Come Back Down readily confirms the promise made on Madison, Wisconsin singer Aaron Scholz’s 2000 debut Perfect Child: That he’s a songwriting force of the first class. There are echoes of at least a decade’s worth of alt-country roads in Scholz’s downhome sound, most notably his penchant for the enchanting simplicity inherent in early Uncle Tupelo recordings (Scholz’s plantive midwestern vocals bear some similarity to Jar Farrar).

Yet there are traces of Scholz’s power-pop past (as a member of the Ultramaroons), too, as in “Too High,” a plea for romantic harmony. Often employing little more than a strummed acoustic guitar and a dollop or pedal steel (and maybe a harmonica or a brushed drumbeat), Scholz’s songs traverse a wide spectrum of psychological terrain, from dean-end, small town ennui, to mortality, to a kind of zen-like search for meaning. Two song stand out an an album full of standouts: “Learn to Crawl,” which stakes out a near Crazy Horse-like frenzy, piling verse upon scarifying verse detailing a deadly dance with substance abuse; and “Old Road,” a magnetically rendered meditation on the ravages of our time.

–Luke Torn

Pop Culture Press

January 23, 2002

Isthmus Review

Come Back Down – Aaron Scholz (Meowza Music, released January 2002)

Aaron Scholz isn’t one of Madison’s most active or widely known musicians. But if you pay close attention, you’ll notice he enjoys a devoted fan base among his peers – fellow musicians who clearly appreciate the crispness of Scholz’s songwriting.

Scholz will release his second CD, the understatedly charming Come Back Down, on Thursday, April 4, at the Annex. The disc is an easygoing set of observational tunes guided by Scholz’s amicable, no-nonsense presence as a vocalist.

The album’s 11 songs are centered on gently strummed acoustic guitar, backed by bass and drums and lightly nuanced with steel guitar or harmonica. I suspect that if you gathered 11 people together, you’d find each had a different favorite among this batch of songs. “Bartime Love” would be a good choice. An appropriate honky-tonk flavor imbues this very likeable ode to the alcohol-enabled mating ritual we’ve all been through a time or two (though, hmm, my memory of that night’s a little fuzzy). “Too High” is another standout: Producer Wendy Schneider captures a breezy, dreamy aura as Scholz crafts a vocal melody as pretty as any the Beatles or Neil Young ever penned. Or the lead track, “Old Road,” a sad look at the vacant remnants of a Wal-Martized America.

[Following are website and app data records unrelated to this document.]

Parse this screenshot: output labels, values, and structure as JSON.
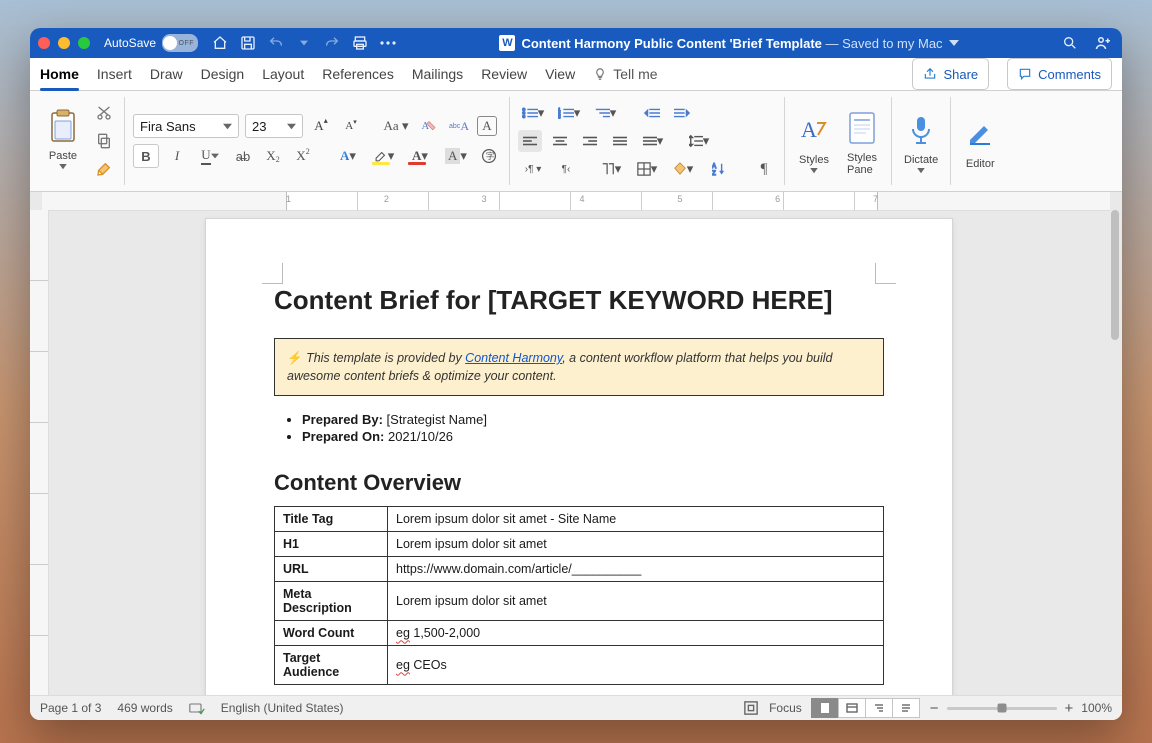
{
  "titlebar": {
    "autosave_label": "AutoSave",
    "autosave_state": "OFF",
    "doc_icon": "W",
    "doc_title": "Content Harmony Public Content 'Brief Template",
    "saved_suffix": " — Saved to my Mac"
  },
  "tabs": {
    "items": [
      "Home",
      "Insert",
      "Draw",
      "Design",
      "Layout",
      "References",
      "Mailings",
      "Review",
      "View"
    ],
    "active": "Home",
    "tell_me": "Tell me",
    "share": "Share",
    "comments": "Comments"
  },
  "ribbon": {
    "paste": "Paste",
    "font_name": "Fira Sans",
    "font_size": "23",
    "styles": "Styles",
    "styles_pane": "Styles\nPane",
    "dictate": "Dictate",
    "editor": "Editor"
  },
  "ruler": {
    "marks": [
      "1",
      "2",
      "3",
      "4",
      "5",
      "6",
      "7"
    ]
  },
  "document": {
    "h1": "Content Brief for [TARGET KEYWORD HERE]",
    "notice_pre": "This template is provided by ",
    "notice_link": "Content Harmony",
    "notice_post": ", a content workflow platform that helps you build awesome content briefs & optimize your content.",
    "meta": [
      {
        "label": "Prepared By:",
        "value": " [Strategist Name]"
      },
      {
        "label": "Prepared On:",
        "value": " 2021/10/26"
      }
    ],
    "h2": "Content Overview",
    "table": [
      {
        "k": "Title Tag",
        "v": "Lorem ipsum dolor sit amet - Site Name"
      },
      {
        "k": "H1",
        "v": "Lorem ipsum dolor sit amet"
      },
      {
        "k": "URL",
        "v": "https://www.domain.com/article/__________"
      },
      {
        "k": "Meta Description",
        "v": "Lorem ipsum dolor sit amet"
      },
      {
        "k": "Word Count",
        "v_pre": "eg",
        "v": " 1,500-2,000"
      },
      {
        "k": "Target Audience",
        "v_pre": "eg",
        "v": " CEOs"
      }
    ]
  },
  "statusbar": {
    "page": "Page 1 of 3",
    "words": "469 words",
    "language": "English (United States)",
    "focus": "Focus",
    "zoom": "100%"
  }
}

There’s plenty of country twang in Scholz’s music, but the overall feel is decidedly more pop. Scholz makes no secret of his affection for the Kinks, who serve as an obvious signpost for the uninitiated – the numbers of which should grow steadily fewer the more Come Back Down receives its due acclaim.

— by Al Ritchie

The Isthmus Daily Page